#### Material provided
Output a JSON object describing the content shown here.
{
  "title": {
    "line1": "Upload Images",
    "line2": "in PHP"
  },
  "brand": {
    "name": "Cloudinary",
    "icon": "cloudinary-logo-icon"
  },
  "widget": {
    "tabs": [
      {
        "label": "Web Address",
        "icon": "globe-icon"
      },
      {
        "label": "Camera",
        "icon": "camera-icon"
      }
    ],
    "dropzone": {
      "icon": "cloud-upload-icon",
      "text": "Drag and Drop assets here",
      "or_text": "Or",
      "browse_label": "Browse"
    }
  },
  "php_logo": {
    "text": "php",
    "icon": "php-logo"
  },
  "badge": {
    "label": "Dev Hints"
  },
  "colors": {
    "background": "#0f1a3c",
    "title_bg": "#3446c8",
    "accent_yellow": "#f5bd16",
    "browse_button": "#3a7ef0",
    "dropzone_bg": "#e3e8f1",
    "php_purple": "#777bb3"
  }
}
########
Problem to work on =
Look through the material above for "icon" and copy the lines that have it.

Expected answer =
    "icon": "cloudinary-logo-icon"
        "icon": "globe-icon"
        "icon": "camera-icon"
      "icon": "cloud-upload-icon",
    "icon": "php-logo"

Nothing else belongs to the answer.